Even then, his remarks were tepid.
“We Egyptians reject any kind of assault or insult against our prophet,” Mursi said in remarks broadcast by state television, in reference to the controversial film.
“[But] it is our duty to protect our guests and visitors from abroad,” the president said on his first European tour in Brussels. “I call on everyone to take that into consideration, not to violate Egyptian law ... not to assault embassies,” he said.
Mursi is treading a fine line, some analysts say, between proving his Islamist credentials to his Muslim Brotherhood backers, and assuring Egypt’s traditional ally the U.S. that he can maintain security in the country, whose 1979 treaty with Israel forms the cornerstone of their policy interests in the region.
The U.S is currently considering canceling $1 billion in Egyptian debt as part of a package of economic aid to the country, which is recovering from costs incurred through the January 2011 revolution.
Obama, seven weeks before U.S. elections, is also under pressure to assure Israel and his constituents that security and American interests can be preserved in a newly democratic Egypt, after publicly siding with the Egyptian street in throwing out Mubarak.
“Overall our interests still compel the U.S. and Egypt to act together,” Walker said.
“But this could get out of hand.
“Mursi has a problem with Salafists, and he has to deal with it.”
Walker noted that the $1 billion relief package is still not through the U.S. Congress and said investors in Egypt would likely be jittery about pumping cash into the country in the current security and political environment.
“We need a good relationship with Egypt, but not at any cost,” he said.
The latest security incident against Americans in the country comes amid increasingly strident diplomatic moves by Mursi that appear blatantly contrary to U.S. interests.
Mursi’s highly publicized visit to Tehran this month to attend a summit of the Non-Aligned Movement was closely followed by the launch of an Egypt-led initiative on Syria, bringing together regional stakeholders Iran, Saudi Arabia, Turkey and Egypt.
The U.S., which accuses Syria’s ally Iran of assisting the Syrian regime in oppressing popular resistance through military and financial means, has repeatedly said it sees no constructive role for Tehran in talks on Syria.
A U.S. State Department spokesman told The Daily Star that while the U.S. welcomes regional attention to the crisis, “It is ironic that Iran would appear to be so interested in resolving the conflict when it has been Assad’s principal backer in the region.”
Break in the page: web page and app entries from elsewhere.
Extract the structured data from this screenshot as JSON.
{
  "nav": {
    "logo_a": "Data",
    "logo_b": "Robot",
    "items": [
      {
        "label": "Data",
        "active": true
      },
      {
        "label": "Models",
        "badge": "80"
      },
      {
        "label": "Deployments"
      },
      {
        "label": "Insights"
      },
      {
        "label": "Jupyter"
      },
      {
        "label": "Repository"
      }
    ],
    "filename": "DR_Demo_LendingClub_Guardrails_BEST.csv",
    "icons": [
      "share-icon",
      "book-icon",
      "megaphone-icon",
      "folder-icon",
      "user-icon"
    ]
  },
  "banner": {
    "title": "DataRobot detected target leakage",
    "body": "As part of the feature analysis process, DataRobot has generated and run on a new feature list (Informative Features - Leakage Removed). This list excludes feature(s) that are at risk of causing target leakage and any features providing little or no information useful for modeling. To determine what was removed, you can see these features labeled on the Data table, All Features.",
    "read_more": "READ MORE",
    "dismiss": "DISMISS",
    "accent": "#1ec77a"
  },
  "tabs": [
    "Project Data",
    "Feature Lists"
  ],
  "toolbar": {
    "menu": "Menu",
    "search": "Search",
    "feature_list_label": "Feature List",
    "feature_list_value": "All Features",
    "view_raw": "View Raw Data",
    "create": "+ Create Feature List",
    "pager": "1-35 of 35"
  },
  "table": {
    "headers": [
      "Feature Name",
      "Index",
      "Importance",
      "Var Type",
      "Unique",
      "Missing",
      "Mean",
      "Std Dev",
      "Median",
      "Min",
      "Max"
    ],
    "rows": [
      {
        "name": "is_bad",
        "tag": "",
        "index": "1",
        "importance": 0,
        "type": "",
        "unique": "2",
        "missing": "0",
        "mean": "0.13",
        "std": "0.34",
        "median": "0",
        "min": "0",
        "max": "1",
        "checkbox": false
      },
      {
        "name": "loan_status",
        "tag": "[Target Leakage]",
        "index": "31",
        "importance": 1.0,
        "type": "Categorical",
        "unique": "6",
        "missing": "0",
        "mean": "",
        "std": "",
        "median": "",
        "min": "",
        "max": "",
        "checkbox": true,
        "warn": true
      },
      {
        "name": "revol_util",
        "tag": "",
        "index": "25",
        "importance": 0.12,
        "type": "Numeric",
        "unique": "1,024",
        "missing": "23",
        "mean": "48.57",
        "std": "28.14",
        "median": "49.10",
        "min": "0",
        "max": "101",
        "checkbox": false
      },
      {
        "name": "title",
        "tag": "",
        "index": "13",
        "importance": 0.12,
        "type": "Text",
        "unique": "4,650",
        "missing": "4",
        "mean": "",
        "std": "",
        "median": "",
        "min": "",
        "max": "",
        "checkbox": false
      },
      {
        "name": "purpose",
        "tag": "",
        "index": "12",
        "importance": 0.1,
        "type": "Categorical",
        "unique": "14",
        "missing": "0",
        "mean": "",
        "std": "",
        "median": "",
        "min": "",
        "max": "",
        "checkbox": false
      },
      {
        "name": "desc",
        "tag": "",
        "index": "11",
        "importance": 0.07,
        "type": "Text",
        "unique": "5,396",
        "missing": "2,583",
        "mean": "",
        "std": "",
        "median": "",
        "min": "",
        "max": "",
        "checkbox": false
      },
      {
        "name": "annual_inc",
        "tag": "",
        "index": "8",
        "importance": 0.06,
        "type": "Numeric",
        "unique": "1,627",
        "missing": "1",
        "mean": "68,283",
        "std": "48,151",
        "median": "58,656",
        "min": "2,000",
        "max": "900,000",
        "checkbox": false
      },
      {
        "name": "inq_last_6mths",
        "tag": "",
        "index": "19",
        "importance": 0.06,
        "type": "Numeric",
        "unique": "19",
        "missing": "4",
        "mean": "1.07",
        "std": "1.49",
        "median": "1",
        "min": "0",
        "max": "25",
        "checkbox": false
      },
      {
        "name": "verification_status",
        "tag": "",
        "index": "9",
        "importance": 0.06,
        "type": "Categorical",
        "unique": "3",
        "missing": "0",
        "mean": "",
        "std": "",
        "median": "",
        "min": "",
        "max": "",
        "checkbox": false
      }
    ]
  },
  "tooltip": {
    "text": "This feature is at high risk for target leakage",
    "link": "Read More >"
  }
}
But a diplomatic source familiar with the quartet initiative said Mursi is working assertively to revive Egypt’s regional dominance after years of stagnation and marginalization under Mubarak.
The source, who asked not to be named, said there was consensus among participants that any resolution to the Syria conflict should preserve regional interests above all else.
On the U.S. relationship, the source described American aid as “insignificant,” pointing to a recent pledge from Qatar to step in with an additional $18 billion in investment.
“The relationship with the U.S. is a security relationship more than anything else ... and the U.S. needs that relationship more than the Egyptians,” the source said.
Senior fellow at the Washington Institute for Near East Policy David Makovsky disagreed, pointing to an additional $1.3 billion the U.S. also supplies in military hardware to Egypt.
But he said recent events had raised “real concerns about Mursi’s commitment to the U.S. relationship.”
Recent moves to arrest journalists and the sacking of a number of pro-U.S. military officials had also raised doubts in the Obama administration about Mursi’s commitment to democratic principles, he said.
However, Makovsky added that it was not too late to restore and build on a cordial relationship.
“There needs to be a very candid, private conversation between Cairo and Washington, based on clear expectations of the other party and a clear understanding of the basis of the relationship,” he said.
“It’s too important to give up.”